Architecture in this sense plays a vital role in the prevention of such disconnection, as it brings people together. People gathering at old and new places promote an unconscious urban regeneration and revitalization as well as enforcing a stability in the society.. Creation of spaces like community kitchens, and collective farming induce a sense of comradeship and compatibility amongst the people, leading to a harmonious environment.
Amalga; The Socio-Connect is a project which aims to do just that. It brings people together through the means of interdependent learning, where the users of one group become the teachers of the other group.
It creates a series of democratic spaces which caters to the various, diverse groups of users that frequents the site, as well as allows them to interact through means of participation in communal activities. This cycle of learning, creating and selling benefits all the parties that are involved in its process.

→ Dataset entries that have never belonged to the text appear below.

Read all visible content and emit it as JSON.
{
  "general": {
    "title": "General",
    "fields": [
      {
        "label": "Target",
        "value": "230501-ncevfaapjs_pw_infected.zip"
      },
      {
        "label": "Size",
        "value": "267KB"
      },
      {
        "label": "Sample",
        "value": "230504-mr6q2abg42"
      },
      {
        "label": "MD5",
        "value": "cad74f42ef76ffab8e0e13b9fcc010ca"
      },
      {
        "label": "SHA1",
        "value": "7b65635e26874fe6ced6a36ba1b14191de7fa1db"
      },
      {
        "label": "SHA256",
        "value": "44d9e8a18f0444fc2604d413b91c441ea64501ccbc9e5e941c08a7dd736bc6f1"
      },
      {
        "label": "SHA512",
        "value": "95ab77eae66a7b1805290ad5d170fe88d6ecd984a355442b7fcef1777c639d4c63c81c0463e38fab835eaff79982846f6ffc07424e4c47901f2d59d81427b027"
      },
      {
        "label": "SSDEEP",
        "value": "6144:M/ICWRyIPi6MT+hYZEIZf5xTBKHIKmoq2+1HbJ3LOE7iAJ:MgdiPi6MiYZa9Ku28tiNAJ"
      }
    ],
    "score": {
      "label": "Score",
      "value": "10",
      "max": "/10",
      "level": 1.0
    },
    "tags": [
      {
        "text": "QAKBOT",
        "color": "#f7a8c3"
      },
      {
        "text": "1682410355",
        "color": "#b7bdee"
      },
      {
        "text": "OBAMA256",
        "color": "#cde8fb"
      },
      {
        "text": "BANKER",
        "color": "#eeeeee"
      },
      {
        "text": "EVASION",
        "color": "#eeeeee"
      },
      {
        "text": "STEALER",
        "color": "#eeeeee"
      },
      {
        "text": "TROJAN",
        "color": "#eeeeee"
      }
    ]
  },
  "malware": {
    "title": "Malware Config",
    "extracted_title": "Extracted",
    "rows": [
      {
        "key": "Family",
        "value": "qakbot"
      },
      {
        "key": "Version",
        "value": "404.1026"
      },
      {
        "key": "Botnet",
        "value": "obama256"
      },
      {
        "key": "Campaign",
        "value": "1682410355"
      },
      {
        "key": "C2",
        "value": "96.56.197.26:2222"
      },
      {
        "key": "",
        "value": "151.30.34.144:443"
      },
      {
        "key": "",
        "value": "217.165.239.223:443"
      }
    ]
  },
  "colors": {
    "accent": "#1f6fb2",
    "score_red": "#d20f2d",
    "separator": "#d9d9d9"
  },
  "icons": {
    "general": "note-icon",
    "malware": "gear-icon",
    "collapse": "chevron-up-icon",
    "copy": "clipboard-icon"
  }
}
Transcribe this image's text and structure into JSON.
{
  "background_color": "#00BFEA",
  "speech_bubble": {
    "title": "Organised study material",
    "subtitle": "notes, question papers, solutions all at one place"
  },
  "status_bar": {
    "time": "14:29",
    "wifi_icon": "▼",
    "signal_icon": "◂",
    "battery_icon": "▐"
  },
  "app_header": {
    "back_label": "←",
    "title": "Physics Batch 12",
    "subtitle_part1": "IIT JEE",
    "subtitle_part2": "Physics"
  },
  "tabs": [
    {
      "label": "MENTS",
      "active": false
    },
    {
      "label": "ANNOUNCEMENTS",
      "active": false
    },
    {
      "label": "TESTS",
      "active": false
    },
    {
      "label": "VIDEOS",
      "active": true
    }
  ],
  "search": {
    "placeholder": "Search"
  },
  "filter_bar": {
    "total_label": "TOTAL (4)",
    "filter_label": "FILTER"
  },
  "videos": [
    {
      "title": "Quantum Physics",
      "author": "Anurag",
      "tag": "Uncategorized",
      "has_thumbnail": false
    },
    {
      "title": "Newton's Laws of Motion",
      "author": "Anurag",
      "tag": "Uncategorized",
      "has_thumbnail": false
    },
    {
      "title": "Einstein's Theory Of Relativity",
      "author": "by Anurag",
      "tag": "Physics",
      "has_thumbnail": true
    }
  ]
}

For e.g. The young metal laborers of Sikanderpur, adept at their skill, get an opportunity to present, teach and earn an extra buck, while the customers can learn as well as directly participate in the creation of their customized product.
The project draws inspiration from the old towns and villages of the past, where the public space, like the markets, as well as the community, were considered to be an extended part of a person’s family. It also draws inspiration from the basic principles of democracy itself, catering to qualities like equality, freedom, diversity and hybrid; in terms of providing- availability to multiple users, ease of access to the space, a huge variety of programs and activities, and intermixing and participation of people respectively.